> [Exercise instructions]: Please report how many lines of the following entries hold the word "drive", giving the number alone.
Top of Material provided
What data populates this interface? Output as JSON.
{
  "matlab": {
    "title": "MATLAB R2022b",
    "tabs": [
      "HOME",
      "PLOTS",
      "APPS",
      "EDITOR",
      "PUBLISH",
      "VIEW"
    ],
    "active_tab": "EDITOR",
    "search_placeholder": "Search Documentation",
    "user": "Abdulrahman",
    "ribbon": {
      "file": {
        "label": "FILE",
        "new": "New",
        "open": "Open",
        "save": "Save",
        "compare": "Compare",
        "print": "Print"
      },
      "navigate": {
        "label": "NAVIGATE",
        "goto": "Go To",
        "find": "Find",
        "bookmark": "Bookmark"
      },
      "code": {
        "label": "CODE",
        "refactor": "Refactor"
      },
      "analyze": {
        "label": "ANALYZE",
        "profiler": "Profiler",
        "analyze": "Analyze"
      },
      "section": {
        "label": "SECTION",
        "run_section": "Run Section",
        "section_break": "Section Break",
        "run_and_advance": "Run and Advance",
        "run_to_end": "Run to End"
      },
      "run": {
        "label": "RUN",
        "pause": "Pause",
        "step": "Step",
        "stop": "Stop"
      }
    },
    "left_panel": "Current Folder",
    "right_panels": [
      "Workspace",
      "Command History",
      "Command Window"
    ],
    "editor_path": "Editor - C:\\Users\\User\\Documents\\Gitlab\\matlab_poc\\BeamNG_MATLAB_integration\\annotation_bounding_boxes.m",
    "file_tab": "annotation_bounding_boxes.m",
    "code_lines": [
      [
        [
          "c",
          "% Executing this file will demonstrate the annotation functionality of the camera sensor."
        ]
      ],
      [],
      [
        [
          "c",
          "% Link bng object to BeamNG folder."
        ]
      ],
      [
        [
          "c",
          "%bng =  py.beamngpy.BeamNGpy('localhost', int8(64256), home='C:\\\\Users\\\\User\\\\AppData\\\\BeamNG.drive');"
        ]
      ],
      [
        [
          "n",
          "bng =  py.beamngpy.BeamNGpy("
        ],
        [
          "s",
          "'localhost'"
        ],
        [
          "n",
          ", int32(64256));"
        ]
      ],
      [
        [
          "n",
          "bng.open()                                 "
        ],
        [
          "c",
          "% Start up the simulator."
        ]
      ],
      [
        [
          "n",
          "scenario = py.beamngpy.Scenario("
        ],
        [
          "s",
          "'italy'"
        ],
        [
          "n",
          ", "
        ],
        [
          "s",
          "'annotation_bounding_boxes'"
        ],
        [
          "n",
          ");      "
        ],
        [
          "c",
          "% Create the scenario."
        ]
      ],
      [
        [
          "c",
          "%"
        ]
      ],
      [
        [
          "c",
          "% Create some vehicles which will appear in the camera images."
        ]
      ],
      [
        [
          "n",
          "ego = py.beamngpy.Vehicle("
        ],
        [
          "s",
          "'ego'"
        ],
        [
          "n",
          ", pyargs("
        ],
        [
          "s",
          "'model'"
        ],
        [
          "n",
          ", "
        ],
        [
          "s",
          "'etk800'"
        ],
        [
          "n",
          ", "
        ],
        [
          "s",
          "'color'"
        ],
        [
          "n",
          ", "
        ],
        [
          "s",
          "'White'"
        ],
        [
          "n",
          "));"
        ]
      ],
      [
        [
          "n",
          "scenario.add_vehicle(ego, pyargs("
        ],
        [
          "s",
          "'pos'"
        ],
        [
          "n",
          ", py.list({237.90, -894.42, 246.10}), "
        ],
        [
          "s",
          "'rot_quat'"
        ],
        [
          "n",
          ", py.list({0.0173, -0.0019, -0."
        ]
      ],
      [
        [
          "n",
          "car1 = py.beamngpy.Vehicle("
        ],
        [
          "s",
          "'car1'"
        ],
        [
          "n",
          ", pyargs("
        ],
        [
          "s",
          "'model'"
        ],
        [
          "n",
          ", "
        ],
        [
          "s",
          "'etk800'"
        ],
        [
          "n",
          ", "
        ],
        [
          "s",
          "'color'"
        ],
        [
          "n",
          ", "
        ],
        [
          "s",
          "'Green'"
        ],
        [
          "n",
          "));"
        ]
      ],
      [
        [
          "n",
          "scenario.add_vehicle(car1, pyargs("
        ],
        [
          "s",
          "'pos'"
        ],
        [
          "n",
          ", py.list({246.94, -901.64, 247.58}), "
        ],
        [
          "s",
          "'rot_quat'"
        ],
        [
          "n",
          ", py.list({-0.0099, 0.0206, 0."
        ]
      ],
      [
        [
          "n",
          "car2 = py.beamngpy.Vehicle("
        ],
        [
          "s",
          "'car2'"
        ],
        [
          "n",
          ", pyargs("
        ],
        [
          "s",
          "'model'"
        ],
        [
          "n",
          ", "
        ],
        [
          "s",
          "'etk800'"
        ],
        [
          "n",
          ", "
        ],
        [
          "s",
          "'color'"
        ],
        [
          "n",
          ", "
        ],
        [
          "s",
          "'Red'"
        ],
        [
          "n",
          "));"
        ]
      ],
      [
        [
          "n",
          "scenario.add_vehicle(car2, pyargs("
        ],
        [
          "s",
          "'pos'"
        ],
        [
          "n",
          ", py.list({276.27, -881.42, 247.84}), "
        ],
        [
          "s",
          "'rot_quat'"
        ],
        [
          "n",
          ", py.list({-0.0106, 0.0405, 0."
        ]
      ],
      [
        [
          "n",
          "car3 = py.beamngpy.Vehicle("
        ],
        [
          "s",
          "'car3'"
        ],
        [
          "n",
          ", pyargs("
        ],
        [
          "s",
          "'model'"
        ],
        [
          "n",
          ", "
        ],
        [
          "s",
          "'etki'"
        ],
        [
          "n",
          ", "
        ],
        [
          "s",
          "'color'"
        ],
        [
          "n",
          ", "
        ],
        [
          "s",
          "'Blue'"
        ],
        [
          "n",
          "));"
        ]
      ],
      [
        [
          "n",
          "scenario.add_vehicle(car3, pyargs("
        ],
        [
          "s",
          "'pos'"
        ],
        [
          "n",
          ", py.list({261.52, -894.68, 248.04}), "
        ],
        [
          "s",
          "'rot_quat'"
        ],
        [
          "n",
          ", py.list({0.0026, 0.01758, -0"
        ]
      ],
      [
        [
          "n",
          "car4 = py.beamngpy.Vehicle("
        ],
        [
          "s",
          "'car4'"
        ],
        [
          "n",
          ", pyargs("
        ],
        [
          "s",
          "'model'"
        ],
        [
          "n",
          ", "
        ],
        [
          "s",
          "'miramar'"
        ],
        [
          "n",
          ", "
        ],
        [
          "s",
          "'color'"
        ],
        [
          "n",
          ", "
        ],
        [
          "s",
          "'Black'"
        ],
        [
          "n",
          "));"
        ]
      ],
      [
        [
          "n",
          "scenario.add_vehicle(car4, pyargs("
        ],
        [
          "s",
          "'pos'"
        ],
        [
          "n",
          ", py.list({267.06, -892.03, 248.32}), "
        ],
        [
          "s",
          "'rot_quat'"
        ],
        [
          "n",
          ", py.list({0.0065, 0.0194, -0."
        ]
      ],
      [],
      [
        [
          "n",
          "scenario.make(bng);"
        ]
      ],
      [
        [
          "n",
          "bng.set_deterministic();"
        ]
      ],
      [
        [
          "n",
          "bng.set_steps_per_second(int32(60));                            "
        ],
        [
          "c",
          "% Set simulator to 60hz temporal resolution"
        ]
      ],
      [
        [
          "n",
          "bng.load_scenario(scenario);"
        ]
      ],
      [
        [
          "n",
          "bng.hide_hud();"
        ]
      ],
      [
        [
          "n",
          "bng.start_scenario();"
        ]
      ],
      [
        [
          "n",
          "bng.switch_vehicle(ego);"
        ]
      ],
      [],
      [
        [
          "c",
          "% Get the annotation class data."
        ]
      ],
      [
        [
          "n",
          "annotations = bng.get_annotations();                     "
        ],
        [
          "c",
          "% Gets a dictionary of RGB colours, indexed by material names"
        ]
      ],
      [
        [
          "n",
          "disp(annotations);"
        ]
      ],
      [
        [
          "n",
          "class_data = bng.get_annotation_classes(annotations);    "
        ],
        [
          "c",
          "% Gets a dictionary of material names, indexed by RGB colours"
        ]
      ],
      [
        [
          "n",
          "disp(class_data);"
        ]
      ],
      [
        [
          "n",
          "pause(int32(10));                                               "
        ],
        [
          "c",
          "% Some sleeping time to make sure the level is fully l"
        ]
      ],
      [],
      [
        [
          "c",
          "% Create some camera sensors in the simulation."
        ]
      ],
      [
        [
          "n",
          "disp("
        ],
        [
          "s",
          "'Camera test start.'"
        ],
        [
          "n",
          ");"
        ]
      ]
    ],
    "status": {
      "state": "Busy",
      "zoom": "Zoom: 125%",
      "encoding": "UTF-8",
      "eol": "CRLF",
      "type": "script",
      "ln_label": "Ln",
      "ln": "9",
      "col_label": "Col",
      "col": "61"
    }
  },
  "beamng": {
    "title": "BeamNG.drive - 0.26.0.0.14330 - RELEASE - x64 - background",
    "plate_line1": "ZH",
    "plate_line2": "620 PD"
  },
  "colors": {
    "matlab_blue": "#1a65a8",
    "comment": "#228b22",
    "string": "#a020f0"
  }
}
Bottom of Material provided
> [Your response]: 2